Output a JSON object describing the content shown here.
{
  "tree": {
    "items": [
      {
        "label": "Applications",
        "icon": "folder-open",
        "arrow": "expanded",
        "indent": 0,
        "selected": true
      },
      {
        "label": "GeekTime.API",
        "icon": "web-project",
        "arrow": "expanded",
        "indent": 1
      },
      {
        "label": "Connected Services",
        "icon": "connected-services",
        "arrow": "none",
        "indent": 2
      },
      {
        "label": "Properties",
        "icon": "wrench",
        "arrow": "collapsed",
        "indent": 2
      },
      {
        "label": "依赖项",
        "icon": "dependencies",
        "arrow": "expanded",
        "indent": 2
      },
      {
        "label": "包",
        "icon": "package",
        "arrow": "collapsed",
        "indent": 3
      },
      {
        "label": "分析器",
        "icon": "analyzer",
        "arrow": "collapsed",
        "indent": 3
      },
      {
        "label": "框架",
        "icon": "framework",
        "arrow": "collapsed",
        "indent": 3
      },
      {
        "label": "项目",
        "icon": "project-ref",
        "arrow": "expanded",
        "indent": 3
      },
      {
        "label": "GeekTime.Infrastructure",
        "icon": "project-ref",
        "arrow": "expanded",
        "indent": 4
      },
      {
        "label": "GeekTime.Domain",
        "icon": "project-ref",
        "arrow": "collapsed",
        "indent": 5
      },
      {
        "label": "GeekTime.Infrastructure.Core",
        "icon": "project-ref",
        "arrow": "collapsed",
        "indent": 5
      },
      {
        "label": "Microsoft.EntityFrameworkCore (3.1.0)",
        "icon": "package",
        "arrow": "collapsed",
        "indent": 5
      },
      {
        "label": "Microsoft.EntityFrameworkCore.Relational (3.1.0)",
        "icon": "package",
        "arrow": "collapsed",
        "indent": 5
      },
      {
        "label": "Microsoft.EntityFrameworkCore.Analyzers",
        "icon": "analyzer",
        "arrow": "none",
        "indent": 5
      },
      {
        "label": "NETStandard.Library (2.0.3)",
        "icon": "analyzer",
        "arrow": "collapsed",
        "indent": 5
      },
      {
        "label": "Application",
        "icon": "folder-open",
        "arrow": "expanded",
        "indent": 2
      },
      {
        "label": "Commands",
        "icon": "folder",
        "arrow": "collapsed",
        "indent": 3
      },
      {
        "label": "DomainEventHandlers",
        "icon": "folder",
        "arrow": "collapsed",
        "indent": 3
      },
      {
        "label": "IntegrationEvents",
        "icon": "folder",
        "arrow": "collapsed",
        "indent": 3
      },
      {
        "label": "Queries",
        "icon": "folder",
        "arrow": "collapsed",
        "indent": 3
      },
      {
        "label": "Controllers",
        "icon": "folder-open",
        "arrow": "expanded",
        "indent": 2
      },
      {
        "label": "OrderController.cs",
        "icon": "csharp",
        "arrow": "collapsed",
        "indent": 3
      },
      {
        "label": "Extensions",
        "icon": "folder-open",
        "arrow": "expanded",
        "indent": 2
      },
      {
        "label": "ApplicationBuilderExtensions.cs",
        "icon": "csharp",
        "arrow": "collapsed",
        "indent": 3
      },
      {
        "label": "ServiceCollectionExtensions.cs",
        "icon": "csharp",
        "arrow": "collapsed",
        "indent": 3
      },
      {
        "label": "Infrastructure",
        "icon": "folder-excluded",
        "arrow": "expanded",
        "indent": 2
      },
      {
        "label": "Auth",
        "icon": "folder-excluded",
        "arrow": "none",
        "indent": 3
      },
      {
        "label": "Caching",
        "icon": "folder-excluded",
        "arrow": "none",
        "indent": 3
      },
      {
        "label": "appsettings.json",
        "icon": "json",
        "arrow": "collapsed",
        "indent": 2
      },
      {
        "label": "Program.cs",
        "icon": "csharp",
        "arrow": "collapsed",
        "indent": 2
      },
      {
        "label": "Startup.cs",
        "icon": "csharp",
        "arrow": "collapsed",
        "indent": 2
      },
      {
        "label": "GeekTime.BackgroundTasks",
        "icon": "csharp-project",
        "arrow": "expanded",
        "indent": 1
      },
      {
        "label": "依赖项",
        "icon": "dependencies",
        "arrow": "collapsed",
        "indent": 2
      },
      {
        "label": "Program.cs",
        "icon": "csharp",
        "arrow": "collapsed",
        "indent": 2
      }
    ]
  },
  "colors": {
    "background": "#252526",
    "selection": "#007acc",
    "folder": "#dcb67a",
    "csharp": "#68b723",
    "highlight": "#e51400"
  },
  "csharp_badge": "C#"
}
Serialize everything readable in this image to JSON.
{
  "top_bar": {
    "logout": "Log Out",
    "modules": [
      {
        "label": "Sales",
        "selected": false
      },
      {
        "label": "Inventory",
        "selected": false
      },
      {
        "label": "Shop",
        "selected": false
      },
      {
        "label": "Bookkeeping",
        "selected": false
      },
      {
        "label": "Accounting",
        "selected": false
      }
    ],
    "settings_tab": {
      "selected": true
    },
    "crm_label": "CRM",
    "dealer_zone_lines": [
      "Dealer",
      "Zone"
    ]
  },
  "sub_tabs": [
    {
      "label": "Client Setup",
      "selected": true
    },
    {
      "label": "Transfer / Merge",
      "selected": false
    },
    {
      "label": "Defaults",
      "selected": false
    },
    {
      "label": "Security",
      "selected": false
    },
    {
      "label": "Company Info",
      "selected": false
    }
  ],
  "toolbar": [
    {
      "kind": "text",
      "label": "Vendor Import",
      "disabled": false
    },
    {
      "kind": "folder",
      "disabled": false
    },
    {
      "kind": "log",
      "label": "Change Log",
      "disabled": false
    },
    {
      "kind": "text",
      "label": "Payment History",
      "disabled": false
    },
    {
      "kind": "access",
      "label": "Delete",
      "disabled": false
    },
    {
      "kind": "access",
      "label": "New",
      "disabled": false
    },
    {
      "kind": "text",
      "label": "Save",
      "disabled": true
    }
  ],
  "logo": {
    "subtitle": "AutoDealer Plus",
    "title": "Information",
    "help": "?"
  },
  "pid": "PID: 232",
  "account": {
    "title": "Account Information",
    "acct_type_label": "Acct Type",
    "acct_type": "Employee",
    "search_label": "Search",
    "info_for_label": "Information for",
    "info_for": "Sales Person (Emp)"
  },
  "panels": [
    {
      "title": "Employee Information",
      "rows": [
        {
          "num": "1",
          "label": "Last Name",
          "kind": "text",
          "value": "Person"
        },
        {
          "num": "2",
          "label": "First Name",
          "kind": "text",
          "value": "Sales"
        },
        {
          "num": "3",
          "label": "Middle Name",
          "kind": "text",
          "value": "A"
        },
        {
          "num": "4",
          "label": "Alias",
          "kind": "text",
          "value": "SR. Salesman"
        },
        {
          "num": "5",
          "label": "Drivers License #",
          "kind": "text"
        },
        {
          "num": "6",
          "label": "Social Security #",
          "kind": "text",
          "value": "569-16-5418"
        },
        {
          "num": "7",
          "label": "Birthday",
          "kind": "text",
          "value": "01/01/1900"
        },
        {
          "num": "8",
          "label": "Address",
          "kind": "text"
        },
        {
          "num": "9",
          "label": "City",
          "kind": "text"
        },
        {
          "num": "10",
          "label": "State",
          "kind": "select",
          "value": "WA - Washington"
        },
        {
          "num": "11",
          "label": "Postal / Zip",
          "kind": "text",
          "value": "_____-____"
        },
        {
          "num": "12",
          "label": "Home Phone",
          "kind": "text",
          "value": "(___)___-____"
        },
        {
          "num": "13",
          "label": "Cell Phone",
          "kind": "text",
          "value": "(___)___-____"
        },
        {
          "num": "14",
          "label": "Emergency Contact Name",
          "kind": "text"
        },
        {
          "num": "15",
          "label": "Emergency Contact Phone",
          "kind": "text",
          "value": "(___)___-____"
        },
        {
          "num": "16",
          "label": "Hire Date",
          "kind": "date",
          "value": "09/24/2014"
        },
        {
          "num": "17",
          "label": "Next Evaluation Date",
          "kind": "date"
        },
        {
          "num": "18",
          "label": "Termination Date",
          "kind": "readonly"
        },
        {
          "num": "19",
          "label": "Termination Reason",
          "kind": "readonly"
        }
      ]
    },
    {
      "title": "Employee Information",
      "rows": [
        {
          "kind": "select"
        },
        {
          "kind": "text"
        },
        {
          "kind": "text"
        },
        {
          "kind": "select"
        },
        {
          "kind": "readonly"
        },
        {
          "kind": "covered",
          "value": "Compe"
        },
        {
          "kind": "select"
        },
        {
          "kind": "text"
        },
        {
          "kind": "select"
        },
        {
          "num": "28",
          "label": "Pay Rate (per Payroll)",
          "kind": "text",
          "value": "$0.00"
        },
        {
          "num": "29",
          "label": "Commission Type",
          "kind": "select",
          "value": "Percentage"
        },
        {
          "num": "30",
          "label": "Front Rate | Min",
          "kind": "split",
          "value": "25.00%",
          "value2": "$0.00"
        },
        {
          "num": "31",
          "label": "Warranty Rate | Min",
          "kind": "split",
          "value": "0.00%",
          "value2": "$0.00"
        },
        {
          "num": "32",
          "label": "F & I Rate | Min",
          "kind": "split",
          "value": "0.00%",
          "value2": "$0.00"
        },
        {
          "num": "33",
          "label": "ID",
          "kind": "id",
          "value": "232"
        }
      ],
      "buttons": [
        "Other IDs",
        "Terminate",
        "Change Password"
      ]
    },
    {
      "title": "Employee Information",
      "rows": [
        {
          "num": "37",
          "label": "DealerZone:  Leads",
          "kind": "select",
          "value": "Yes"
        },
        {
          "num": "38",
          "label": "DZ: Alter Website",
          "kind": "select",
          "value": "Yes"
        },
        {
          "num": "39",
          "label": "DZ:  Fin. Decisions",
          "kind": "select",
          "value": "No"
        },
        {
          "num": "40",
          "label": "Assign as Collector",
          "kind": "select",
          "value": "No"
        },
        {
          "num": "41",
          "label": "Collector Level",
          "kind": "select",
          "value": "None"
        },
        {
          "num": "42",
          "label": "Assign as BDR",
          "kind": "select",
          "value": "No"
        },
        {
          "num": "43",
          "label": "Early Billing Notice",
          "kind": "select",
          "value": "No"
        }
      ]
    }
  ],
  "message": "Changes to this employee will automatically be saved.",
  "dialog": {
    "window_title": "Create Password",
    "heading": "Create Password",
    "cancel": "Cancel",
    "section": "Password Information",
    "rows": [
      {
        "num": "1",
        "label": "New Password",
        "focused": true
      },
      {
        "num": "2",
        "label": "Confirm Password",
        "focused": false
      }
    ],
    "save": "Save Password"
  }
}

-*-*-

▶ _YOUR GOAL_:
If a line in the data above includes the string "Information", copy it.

▶ _TASK RESULT_:
    "title": "Information",
    "title": "Account Information",
    "info_for_label": "Information for",
      "title": "Employee Information",
      "title": "Employee Information",
      "title": "Employee Information",
    "section": "Password Information",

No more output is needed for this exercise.